------ DATA FOR PROCESSING ------

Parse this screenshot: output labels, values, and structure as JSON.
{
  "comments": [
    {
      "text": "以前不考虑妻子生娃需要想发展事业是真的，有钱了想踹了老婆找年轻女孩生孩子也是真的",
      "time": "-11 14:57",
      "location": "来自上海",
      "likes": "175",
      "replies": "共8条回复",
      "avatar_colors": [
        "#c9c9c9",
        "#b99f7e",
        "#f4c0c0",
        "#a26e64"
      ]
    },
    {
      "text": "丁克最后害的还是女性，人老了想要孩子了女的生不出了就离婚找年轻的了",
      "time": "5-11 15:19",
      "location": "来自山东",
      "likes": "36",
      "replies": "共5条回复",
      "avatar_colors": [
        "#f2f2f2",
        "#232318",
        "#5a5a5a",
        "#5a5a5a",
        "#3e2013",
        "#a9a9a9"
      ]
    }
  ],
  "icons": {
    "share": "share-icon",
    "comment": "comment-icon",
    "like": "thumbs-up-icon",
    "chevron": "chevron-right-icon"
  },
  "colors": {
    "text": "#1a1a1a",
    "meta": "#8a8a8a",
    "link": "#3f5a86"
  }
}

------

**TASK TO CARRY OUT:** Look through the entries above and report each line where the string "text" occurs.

**OUTPUT FOR THIS EXERCISE:**
      "text": "以前不考虑妻子生娃需要想发展事业是真的，有钱了想踹了老婆找年轻女孩生孩子也是真的",
      "text": "丁克最后害的还是女性，人老了想要孩子了女的生不出了就离婚找年轻的了",
    "text": "#1a1a1a",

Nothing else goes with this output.